The news is a few months old, but I’ve only just read it and didn’t see mention of it in the blog:

The 50 best restaurants in the world, according to Restaurant magazine. The blog world has been all up in arms about it for one reason or another.

Personally, I find the idea of making such a list — the best restaurants, not my favorite restaurants — surreal and ridiculous, enough so that I can’t mind it. Competence you could quantify, sure: and quality of service, and price (but how do you account for different local economies, in that case?), and freshness of ingredients: but how on Earth do you even establish criteria for “the best,” much less weigh them?
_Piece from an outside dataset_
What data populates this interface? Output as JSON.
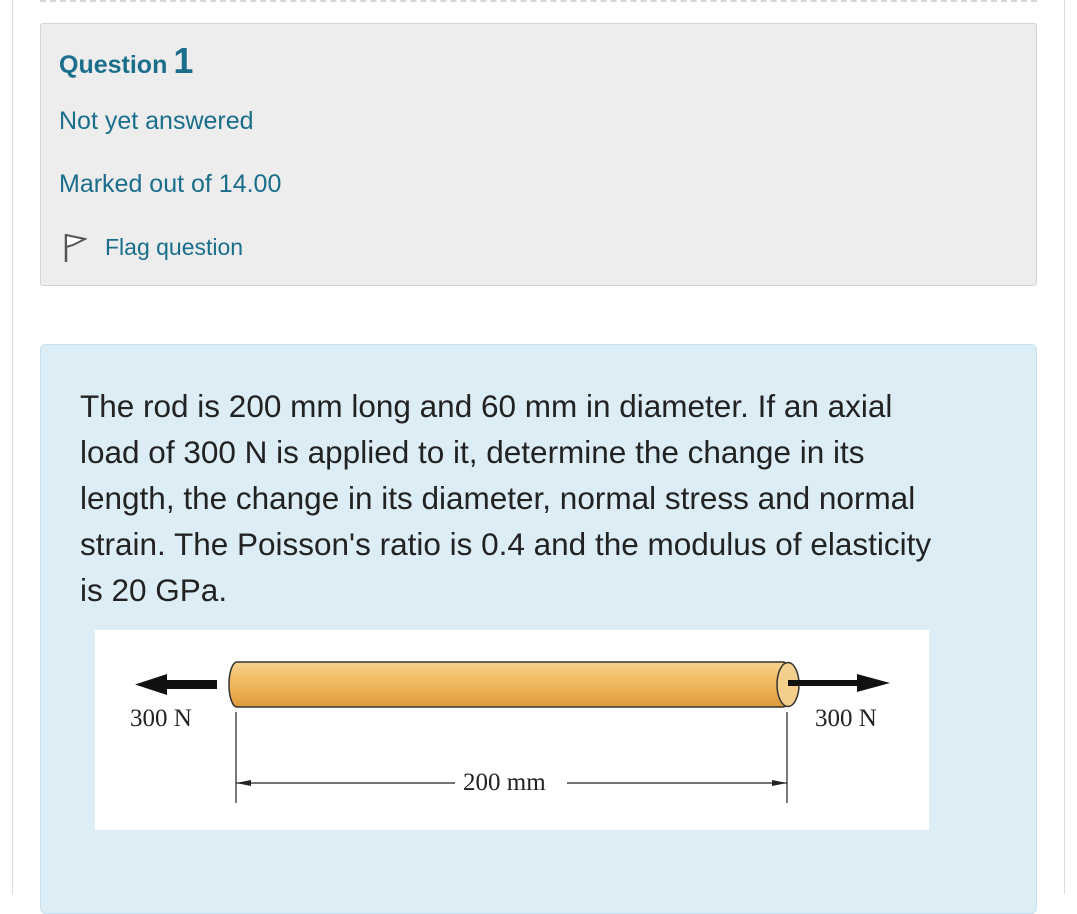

And even if Grape Ape and the Superfriends give you the powers you need to accomplish that, how are you capable of determing the 50 best restaurants right now — or even this year? Ideally, you’d go to each more than once: let’s say you go to each twice, that’s 100 restaurant visits represented by the top 50 … which leaves only 265 dining days, which means at best you’re picking your top 50 from a preselected list of 200 or so (in the world!), or you’re not going to a restaurant more than once, or you’re comparing lunches, dinners, and brunches.
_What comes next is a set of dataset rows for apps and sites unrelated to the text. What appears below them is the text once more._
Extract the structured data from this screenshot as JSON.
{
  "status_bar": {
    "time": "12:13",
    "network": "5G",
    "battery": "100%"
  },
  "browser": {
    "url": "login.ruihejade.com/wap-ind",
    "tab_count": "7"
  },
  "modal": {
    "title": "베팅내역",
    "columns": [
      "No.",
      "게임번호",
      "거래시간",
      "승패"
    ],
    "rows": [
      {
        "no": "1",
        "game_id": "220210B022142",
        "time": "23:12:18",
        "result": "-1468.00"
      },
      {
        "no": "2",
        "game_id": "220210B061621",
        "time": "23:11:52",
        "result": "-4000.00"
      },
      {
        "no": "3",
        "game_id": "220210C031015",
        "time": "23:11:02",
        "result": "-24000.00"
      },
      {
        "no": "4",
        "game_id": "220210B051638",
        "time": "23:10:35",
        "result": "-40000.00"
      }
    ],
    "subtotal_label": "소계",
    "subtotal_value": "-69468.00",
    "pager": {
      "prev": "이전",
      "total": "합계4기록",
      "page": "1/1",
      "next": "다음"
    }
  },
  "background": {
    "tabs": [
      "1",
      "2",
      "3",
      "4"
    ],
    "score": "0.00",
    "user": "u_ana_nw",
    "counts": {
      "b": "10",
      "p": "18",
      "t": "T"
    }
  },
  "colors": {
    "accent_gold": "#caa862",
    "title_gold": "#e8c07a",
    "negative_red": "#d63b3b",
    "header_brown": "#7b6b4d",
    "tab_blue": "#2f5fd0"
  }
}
And that assumes you only eat out.

The more likely option is that few, if any, of the 300 judges have been to all 50 top restaurants this year, much less a significant number of those restaurants not selected — that the list represents, at its topmost ranks, the significant overlap of its judges’ experiences (which accounts for the French Laundry, as well as Nobu London instead of Nobu New York — it’s a UK-based magazine, so more judges would have been to Nobu London); and at its middle and lower ranks, those favorites which have garnered good reputations or happen to have a handful of fans among people who eat for a living.